--- Exercise data ---

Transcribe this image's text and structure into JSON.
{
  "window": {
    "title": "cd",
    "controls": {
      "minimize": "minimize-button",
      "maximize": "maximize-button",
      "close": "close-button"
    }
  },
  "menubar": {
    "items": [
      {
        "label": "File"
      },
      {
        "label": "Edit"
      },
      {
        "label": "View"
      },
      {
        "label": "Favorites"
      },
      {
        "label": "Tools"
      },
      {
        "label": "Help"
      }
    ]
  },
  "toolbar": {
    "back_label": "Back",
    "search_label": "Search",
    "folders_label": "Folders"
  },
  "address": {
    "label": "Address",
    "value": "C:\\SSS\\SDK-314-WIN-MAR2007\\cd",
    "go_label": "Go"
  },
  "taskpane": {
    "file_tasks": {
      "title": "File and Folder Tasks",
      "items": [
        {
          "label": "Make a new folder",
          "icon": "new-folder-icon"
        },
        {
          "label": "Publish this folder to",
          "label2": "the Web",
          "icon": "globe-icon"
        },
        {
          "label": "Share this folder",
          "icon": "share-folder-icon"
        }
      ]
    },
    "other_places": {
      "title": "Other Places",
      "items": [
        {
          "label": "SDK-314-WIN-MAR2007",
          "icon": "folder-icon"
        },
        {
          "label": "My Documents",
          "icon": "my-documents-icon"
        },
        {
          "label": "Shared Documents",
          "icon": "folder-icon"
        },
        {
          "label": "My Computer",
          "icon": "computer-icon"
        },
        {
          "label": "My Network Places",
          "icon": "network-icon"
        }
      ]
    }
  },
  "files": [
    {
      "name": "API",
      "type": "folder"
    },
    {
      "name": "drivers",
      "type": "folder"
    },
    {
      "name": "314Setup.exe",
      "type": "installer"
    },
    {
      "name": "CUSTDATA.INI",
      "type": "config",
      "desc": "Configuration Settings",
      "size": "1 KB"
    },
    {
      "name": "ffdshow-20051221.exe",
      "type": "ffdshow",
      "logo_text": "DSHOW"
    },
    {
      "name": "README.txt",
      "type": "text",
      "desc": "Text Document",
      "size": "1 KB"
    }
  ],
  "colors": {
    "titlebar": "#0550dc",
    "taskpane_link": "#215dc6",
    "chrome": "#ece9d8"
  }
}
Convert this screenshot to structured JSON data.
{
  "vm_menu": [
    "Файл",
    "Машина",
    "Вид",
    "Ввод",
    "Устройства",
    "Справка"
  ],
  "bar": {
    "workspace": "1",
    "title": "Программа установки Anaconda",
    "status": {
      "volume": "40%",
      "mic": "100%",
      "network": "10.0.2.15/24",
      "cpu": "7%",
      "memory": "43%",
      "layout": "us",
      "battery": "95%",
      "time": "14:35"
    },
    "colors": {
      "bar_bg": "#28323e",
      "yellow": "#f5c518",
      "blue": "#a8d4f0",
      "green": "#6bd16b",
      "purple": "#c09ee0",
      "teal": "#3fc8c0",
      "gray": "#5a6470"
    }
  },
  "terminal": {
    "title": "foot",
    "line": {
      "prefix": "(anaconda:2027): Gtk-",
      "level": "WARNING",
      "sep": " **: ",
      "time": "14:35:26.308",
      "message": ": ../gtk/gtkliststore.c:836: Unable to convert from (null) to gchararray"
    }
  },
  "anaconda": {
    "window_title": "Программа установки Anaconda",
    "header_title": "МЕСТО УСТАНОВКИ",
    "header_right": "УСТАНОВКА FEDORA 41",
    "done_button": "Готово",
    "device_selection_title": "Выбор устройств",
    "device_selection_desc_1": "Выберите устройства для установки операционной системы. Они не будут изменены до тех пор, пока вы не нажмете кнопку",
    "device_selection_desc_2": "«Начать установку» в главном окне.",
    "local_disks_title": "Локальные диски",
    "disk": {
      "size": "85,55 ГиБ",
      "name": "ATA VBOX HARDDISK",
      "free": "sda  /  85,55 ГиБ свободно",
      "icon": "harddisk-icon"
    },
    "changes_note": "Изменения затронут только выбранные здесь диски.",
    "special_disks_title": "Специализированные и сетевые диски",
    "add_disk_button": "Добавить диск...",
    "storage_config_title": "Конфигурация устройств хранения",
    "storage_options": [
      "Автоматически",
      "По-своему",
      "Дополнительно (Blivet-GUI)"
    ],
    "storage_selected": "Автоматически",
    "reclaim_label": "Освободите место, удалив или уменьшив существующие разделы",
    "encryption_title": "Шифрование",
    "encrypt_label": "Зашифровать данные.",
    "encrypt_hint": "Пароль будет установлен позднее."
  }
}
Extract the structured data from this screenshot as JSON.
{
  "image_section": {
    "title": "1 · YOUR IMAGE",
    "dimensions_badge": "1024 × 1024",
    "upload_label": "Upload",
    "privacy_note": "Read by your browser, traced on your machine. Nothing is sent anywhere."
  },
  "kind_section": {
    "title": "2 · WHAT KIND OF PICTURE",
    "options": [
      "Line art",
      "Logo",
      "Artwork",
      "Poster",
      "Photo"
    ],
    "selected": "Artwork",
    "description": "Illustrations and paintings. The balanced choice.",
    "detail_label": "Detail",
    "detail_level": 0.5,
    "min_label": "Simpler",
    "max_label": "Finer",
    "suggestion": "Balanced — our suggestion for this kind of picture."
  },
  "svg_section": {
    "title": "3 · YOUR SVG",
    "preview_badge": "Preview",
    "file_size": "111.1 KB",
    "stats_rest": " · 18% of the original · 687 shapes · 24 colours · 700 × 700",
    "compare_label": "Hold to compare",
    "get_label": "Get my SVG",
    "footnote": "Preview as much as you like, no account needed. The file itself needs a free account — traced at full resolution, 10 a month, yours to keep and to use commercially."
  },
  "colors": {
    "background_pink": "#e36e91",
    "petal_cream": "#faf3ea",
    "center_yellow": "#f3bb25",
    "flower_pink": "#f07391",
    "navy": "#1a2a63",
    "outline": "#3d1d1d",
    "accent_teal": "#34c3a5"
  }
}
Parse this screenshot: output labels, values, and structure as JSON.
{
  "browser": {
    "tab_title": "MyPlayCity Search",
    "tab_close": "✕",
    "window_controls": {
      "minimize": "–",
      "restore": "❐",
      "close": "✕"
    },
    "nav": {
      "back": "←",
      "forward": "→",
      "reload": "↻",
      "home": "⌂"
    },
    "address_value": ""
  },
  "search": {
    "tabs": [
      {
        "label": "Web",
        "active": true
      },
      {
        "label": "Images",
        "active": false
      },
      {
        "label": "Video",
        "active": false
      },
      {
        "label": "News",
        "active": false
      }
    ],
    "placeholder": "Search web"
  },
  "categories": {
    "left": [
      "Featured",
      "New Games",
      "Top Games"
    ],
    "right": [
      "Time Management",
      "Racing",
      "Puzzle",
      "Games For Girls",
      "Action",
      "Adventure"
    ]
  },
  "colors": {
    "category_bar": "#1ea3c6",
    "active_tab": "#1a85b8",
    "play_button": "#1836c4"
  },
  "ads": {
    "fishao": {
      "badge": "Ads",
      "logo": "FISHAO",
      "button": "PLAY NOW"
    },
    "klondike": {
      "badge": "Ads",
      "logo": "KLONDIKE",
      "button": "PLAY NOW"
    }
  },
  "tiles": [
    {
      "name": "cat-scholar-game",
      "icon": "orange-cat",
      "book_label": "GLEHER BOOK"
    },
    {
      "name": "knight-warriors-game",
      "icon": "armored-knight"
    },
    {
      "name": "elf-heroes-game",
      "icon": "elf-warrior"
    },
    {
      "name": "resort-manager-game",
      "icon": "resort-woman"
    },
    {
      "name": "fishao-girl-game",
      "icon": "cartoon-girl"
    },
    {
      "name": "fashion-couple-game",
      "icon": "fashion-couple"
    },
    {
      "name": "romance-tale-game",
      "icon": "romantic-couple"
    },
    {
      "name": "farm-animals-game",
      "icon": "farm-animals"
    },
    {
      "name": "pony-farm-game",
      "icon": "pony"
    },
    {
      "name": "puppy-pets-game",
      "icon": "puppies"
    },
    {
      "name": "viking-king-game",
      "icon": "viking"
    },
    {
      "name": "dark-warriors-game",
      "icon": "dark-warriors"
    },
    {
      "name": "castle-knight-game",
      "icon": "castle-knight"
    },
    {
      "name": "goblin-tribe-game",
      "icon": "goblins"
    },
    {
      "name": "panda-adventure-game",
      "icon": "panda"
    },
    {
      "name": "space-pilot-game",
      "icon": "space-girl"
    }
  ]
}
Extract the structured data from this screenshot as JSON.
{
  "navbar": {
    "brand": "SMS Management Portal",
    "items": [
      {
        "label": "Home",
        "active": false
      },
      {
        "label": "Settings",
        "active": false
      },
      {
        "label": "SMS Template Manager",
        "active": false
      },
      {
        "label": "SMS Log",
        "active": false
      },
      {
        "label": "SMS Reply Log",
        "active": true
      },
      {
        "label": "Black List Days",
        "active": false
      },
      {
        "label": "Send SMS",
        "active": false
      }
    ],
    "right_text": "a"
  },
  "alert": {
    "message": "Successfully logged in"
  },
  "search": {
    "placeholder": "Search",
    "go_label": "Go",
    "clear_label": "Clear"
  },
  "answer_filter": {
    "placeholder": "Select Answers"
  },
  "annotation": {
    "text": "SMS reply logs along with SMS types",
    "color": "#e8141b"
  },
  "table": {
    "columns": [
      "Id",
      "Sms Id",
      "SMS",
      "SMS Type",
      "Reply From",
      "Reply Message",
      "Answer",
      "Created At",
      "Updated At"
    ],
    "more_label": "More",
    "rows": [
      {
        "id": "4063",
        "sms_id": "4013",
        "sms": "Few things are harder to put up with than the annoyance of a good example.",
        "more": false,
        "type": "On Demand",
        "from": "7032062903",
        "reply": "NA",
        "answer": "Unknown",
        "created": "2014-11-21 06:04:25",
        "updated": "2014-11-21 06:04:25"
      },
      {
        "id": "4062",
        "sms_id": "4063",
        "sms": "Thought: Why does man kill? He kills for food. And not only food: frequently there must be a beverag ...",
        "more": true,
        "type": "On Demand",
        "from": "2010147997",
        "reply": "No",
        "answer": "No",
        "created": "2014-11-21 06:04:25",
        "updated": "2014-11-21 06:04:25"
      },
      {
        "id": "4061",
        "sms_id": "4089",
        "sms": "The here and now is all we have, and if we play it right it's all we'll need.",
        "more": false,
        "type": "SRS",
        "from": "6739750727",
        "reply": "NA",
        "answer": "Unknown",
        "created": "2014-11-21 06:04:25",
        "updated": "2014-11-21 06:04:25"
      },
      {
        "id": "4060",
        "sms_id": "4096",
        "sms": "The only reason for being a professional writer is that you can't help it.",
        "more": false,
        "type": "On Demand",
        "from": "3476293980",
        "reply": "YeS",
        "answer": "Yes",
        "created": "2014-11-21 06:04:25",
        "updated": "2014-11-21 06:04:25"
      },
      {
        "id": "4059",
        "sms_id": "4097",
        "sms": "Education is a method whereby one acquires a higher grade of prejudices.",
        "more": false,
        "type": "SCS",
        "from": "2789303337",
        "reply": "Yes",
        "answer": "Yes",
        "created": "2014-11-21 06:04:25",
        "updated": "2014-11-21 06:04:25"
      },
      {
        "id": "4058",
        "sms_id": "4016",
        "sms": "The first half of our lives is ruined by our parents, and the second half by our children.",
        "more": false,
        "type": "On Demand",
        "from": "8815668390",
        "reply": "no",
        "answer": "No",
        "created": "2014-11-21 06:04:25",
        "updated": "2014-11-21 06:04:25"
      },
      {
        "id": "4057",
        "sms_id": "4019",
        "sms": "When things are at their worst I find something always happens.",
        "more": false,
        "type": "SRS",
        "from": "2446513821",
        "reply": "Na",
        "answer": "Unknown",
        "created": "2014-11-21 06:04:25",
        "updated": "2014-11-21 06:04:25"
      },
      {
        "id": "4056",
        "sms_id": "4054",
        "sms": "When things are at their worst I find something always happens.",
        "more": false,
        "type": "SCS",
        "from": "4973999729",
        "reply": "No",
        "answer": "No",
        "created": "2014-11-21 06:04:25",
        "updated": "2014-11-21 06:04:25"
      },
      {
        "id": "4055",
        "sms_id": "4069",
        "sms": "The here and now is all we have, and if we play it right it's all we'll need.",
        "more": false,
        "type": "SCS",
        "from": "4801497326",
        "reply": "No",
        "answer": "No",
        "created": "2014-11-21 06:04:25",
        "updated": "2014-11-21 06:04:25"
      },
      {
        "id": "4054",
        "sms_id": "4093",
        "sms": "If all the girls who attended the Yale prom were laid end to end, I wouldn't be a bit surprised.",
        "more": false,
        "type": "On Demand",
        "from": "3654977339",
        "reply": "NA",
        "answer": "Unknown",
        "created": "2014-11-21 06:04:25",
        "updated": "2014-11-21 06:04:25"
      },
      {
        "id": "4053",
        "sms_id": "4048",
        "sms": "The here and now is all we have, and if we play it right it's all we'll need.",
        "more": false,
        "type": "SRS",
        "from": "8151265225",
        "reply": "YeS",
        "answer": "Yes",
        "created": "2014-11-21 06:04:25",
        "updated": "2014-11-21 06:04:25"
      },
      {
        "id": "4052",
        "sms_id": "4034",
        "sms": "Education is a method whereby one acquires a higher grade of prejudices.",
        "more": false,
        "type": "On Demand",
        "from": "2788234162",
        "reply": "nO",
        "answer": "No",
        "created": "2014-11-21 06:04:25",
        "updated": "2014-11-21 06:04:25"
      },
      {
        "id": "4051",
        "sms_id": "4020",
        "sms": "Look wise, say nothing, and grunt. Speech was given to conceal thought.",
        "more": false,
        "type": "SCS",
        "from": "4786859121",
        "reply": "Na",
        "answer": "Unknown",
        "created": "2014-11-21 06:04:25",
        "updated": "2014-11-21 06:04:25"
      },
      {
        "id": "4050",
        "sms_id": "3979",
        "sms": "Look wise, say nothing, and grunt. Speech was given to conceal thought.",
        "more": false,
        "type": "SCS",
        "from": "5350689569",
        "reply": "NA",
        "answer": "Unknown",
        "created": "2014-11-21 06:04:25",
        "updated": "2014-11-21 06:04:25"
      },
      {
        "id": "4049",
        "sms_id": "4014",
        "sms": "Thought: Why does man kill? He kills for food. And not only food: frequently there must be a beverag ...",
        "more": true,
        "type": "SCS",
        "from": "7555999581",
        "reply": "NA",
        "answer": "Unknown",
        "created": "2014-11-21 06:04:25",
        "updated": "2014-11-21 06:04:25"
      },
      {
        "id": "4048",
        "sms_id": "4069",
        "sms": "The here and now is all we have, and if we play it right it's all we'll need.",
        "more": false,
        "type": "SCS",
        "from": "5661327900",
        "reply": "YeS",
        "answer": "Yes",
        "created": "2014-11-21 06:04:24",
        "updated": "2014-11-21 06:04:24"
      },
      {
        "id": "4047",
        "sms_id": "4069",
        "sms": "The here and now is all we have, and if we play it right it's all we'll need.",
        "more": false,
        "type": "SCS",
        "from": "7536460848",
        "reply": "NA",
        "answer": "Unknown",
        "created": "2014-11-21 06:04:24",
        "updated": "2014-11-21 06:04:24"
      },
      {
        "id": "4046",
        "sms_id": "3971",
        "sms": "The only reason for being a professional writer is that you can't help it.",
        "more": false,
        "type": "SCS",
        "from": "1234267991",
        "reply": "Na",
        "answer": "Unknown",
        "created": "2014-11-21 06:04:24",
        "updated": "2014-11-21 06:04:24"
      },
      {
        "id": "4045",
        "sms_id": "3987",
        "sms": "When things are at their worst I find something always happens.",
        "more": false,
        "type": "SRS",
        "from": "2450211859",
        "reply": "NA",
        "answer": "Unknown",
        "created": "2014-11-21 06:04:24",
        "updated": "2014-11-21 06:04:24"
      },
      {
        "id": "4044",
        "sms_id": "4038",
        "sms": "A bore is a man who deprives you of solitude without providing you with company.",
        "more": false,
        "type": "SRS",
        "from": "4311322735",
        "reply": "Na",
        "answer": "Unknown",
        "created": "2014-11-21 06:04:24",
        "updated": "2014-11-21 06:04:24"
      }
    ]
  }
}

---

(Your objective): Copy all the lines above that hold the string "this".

(Exercise result):
Transcribe this image's text and structure into JSON.
          "label": "Publish this folder to",
          "label": "Share this folder",
Convert this screenshot to structured JSON data.
Extract the structured data from this screenshot as JSON.
    "suggestion": "Balanced — our suggestion for this kind of picture."
Parse this screenshot: output labels, values, and structure as JSON.
Extract the structured data from this screenshot as JSON.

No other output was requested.